I have been involved in a number of AR events that were advertised as being ‘Suitable for Novices’. A number of people – experienced adventure racers included – seem to have been caught out by the term ‘Suitable for Novices’. I believe that the meaning of the message is in its interpretation, not its intent. So… in an attempt to be more explicit…
The Brainy Dictionary has this to say:
Novice – ‘One who is new in any business, profession, or calling; one unacquainted or unskilled; one yet in the rudiments; a beginner; a tyro.’
I can’t be any clearer than that. A race that is suitable for Novice adventure racers makes allowances for unskilled participants.
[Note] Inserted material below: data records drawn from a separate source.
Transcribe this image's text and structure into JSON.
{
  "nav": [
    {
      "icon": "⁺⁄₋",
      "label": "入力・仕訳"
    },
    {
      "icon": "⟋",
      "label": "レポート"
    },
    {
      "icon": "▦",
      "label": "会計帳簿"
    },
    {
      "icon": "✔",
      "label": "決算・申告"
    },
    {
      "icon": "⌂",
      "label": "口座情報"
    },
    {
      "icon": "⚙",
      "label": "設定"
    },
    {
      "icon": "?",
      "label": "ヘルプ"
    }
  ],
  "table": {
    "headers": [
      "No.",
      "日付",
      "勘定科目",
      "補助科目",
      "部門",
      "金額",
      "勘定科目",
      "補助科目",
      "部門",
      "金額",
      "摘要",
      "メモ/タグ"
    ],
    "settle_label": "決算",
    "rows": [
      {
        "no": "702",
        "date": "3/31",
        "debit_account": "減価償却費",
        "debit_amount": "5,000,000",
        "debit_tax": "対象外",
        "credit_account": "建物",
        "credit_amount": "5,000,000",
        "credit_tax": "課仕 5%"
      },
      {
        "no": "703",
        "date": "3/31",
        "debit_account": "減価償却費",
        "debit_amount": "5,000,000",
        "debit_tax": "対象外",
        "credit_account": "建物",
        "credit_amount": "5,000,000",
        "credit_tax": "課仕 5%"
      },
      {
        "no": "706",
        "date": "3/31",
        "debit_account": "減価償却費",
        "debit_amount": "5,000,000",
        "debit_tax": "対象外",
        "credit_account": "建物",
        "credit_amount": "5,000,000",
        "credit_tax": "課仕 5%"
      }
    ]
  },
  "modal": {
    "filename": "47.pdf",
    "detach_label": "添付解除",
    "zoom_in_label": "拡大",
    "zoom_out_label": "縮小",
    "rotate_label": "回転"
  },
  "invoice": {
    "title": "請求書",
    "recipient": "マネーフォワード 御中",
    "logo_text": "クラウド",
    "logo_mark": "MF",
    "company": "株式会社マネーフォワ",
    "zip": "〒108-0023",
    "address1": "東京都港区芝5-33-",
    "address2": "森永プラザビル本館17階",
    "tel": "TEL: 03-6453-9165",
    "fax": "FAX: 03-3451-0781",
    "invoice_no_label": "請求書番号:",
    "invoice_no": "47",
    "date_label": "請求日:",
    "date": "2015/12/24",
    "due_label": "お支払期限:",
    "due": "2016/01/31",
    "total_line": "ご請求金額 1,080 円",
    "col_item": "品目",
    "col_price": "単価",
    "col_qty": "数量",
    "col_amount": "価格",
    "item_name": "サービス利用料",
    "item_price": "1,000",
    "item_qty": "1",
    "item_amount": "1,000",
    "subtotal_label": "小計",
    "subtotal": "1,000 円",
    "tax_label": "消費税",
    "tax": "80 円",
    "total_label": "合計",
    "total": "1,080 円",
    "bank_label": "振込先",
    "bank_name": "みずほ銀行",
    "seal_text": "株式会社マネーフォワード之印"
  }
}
Specifically, if you are racing in an event that is advertised as “suitable for Novices” then you can expect the following.
- Checkpoints and Transitions will be at easily identifiable points.
- Waypoints will be included to guide less experienced navigators.
- Organisers will be on hand to assist teams with their route planning.
- Cycling will not require a high degree of technical proficiency i.e. steep technical downhills, very rocky terrain and such will not be included
- Hiking/Trekking will not require a high degree of technical profiency i.e. you won’t be expected to descend steep scree slopes or spend hours on long bundu bashes etc.
- Paddling will only be on flat water.
- Ropework will be under supervision and will never be of a technical nature.
- No place on the course will be more than 20-minutes of hiking from road access.
- Multiple short course options will be planned for back markers – not neccesarily announced at race briefing.
That’s what I mean by suitable for Novices.
Here is what I don’t mean.
- You did a 30km offroad triathlon in 2-hours does not mean you can lick a 60km adventure race in 4-hours.
- You rode Sani2C and finished in the middle of the bunch does not mean you can do 30km of AR MTB’ing in 90-minutes.
- You can run a sub 3hr marathon does not mean you can kill a 10km hike in 45-minutes.
- You paddle the club dice every Thursday does not mean you can paddle accross an open lake in a strong wind.
- You did navigation on your sailing course does not mean you can navigate in an adventure race.
Don’t look at the distance. Look at the estimated time to complete. Understand that if the event information lists the estimated duration at 8 – 16 hours then know that the leaders are expected to finish in just over 8-hours and that those back teams will finish in 16-hours. This time estimate does not allow for transitions that take more than 90-minutes or teams being lost for more than 2-hours.
I hope this clarifies the term ‘Suitable for Novices’.
Author: Fred Richardson | Photo by Craig Dutton, Bull of Africa 2005